The Port-au-Prince international jazz festival, traditionally held in late January, has been postponed indefinitely because of gang violence that has plagued the Haitian capital for months, event organizers said Monday.
“We can’t take the risk, either for the 150 musicians or for our teams or for the public,” Milena Sandler, director of the Haiti Jazz Foundation, which organizes the festival, told AFP.
“We have been thinking for a while now that it would be difficult, even morally, to stage a festive event in this context,” said the head of the festival that brings together musicians from more than a dozen countries every year.
Long confined to the poorer districts of the capital, gangs have in recent months extended their reach and increased the number of kidnappings.
Their sway over the capital regularly prevents secure access to oil terminals, and the resulting fuel shortages have severely disrupted the transport sector and forced hospitals, businesses and schools to drastically reduce their activities.
In this chaotic context, the United States and Canada have recommended that their citizens living in Haiti have an emergency plan to leave the country.
Sandler nevertheless remained hopeful that the “Papjazz” will take place sometime in 2022.
“If the situation in the country does not allow for the usual format of concerts over eight days, we will still have something and it won’t be virtual,” she said.
“If it must be for one day, it will be for one day,” Sandler said, adding that the festival’s Haitian and international partners were considering a program for the end of June.
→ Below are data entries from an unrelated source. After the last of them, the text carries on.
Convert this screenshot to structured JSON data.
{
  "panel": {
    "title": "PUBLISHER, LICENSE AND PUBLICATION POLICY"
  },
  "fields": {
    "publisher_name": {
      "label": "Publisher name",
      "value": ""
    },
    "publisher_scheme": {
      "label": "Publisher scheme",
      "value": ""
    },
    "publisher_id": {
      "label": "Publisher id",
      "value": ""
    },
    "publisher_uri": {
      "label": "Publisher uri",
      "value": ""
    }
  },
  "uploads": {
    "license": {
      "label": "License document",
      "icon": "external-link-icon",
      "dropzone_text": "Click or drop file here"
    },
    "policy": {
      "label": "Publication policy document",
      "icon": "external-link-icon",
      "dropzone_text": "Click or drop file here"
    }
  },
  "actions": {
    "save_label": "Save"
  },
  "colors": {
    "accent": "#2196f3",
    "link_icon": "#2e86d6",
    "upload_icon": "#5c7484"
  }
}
The only time the festival had been canceled was in 2010, when a massive earthquake devastated Port-au-Prince and several towns in Haiti on January 12, killing more than 200,000 people.